• [TASK DETAILS]
The records that follow are to be reproduced verbatim.

• [INPUT DATA]

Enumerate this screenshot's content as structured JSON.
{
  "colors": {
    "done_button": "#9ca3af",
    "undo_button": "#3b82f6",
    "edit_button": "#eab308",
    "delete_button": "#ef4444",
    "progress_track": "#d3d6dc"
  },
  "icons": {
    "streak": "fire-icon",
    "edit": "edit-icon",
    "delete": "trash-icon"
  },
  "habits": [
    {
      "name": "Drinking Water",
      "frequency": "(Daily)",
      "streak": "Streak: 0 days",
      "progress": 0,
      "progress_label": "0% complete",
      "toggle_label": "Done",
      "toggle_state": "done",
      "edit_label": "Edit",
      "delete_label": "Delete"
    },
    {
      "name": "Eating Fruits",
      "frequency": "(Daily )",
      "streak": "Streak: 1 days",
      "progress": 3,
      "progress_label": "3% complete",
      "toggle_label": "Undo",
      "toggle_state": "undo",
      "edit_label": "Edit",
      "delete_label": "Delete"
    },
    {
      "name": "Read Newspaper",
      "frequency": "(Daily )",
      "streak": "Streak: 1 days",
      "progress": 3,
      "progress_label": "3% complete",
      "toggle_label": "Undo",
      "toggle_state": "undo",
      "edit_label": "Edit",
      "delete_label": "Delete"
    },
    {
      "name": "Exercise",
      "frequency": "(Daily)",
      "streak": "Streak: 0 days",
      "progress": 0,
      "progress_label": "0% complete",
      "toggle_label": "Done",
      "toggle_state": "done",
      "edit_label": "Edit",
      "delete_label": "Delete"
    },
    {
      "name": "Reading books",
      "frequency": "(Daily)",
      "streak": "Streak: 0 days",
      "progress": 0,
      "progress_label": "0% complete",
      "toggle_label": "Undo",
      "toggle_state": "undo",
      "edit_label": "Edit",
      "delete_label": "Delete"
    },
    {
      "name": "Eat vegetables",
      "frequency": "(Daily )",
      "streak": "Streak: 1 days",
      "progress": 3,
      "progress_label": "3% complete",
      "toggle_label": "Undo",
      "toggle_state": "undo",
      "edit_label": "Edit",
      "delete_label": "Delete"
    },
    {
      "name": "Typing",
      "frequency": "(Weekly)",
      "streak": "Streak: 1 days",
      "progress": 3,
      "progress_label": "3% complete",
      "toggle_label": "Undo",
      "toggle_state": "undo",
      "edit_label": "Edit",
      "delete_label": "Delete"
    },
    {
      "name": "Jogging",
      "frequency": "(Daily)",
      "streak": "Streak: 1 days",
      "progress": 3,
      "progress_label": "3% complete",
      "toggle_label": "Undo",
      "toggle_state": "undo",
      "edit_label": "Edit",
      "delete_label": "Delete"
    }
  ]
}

• [FINAL ANSWER]
Enumerate this screenshot's content as structured JSON.
{
  "colors": {
    "done_button": "#9ca3af",
    "undo_button": "#3b82f6",
    "edit_button": "#eab308",
    "delete_button": "#ef4444",
    "progress_track": "#d3d6dc"
  },
  "icons": {
    "streak": "fire-icon",
    "edit": "edit-icon",
    "delete": "trash-icon"
  },
  "habits": [
    {
      "name": "Drinking Water",
      "frequency": "(Daily)",
      "streak": "Streak: 0 days",
      "progress": 0,
      "progress_label": "0% complete",
      "toggle_label": "Done",
      "toggle_state": "done",
      "edit_label": "Edit",
      "delete_label": "Delete"
    },
    {
      "name": "Eating Fruits",
      "frequency": "(Daily )",
      "streak": "Streak: 1 days",
      "progress": 3,
      "progress_label": "3% complete",
      "toggle_label": "Undo",
      "toggle_state": "undo",
      "edit_label": "Edit",
      "delete_label": "Delete"
    },
    {
      "name": "Read Newspaper",
      "frequency": "(Daily )",
      "streak": "Streak: 1 days",
      "progress": 3,
      "progress_label": "3% complete",
      "toggle_label": "Undo",
      "toggle_state": "undo",
      "edit_label": "Edit",
      "delete_label": "Delete"
    },
    {
      "name": "Exercise",
      "frequency": "(Daily)",
      "streak": "Streak: 0 days",
      "progress": 0,
      "progress_label": "0% complete",
      "toggle_label": "Done",
      "toggle_state": "done",
      "edit_label": "Edit",
      "delete_label": "Delete"
    },
    {
      "name": "Reading books",
      "frequency": "(Daily)",
      "streak": "Streak: 0 days",
      "progress": 0,
      "progress_label": "0% complete",
      "toggle_label": "Undo",
      "toggle_state": "undo",
      "edit_label": "Edit",
      "delete_label": "Delete"
    },
    {
      "name": "Eat vegetables",
      "frequency": "(Daily )",
      "streak": "Streak: 1 days",
      "progress": 3,
      "progress_label": "3% complete",
      "toggle_label": "Undo",
      "toggle_state": "undo",
      "edit_label": "Edit",
      "delete_label": "Delete"
    },
    {
      "name": "Typing",
      "frequency": "(Weekly)",
      "streak": "Streak: 1 days",
      "progress": 3,
      "progress_label": "3% complete",
      "toggle_label": "Undo",
      "toggle_state": "undo",
      "edit_label": "Edit",
      "delete_label": "Delete"
    },
    {
      "name": "Jogging",
      "frequency": "(Daily)",
      "streak": "Streak: 1 days",
      "progress": 3,
      "progress_label": "3% complete",
      "toggle_label": "Undo",
      "toggle_state": "undo",
      "edit_label": "Edit",
      "delete_label": "Delete"
    }
  ]
}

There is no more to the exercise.